A recent WHO/Europe report specifically examines the role of the environment in health that focuses on animal-mediated diseases (in which animals serve as “vehicles” for infection). They also discuss the expansion to include some non-communicable conditions, such as those caused by chemicals that may contaminate animal-sourced food and injuries caused by contact with animals, such as bites.
The traditional focus of public health has been on infectious diseases such as zoonoses, illnesses brought on by bacteria resistant to antibiotics, and conditions brought on by contaminated food.
The Different Role of the Environment Affecting One’s Health
As a reservoir
The environment serves as a reservoir where living things and nutrients are carried and accumulated. This includes pathogens, bacterial species and genes for antibiotic resistance, organic and inorganic residues, pesticides, and metals.
As a basis for chemical and ecological processes
Environmental factors serve as the foundation for chemical and ecological processes that give rise to a wide range of ecosystem services for people, including those necessary for their health. Environmental mechanisms convert chemicals into something highly absorbable by the body and can build up over time.
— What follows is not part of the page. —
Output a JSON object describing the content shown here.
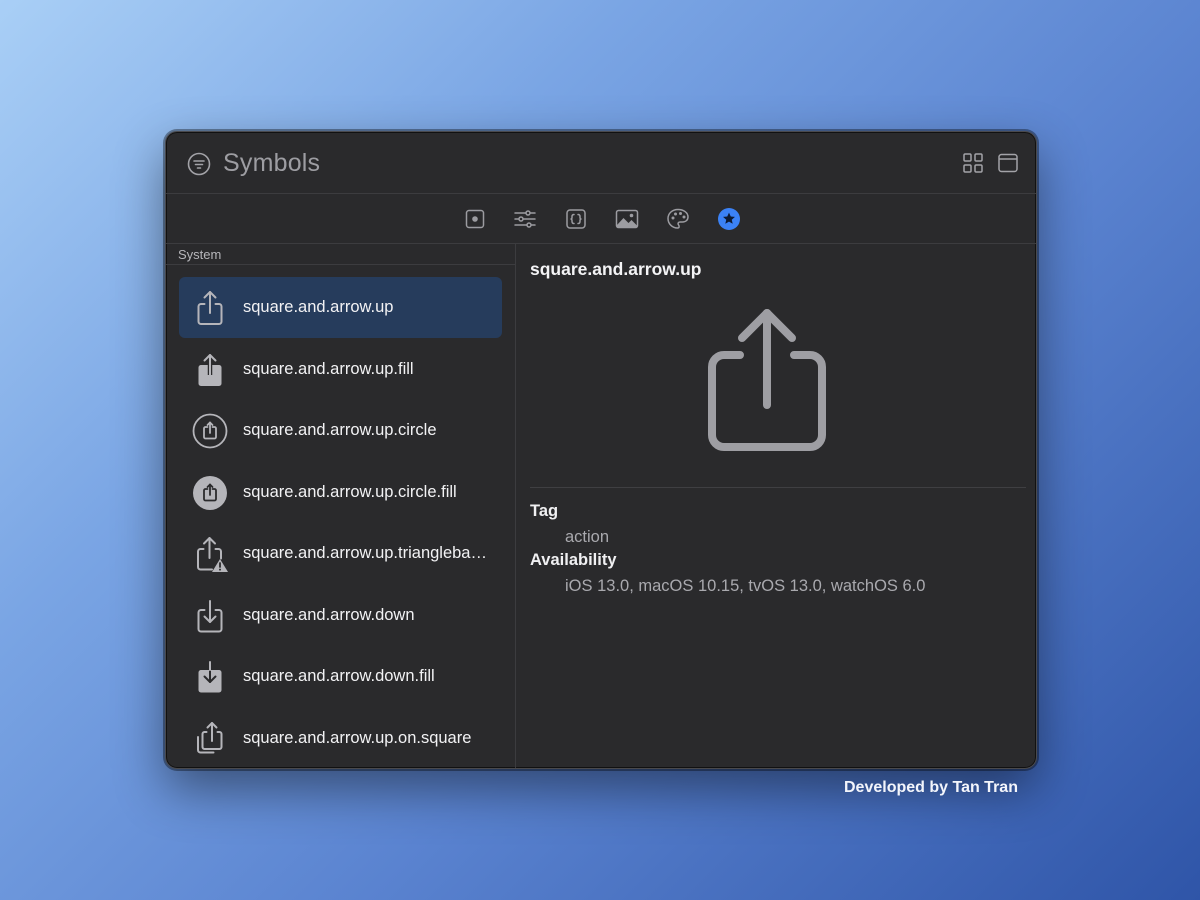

For instance, contaminated food forms in the setting of disease.
Both animals and people can experience good or bad environmental health consequences.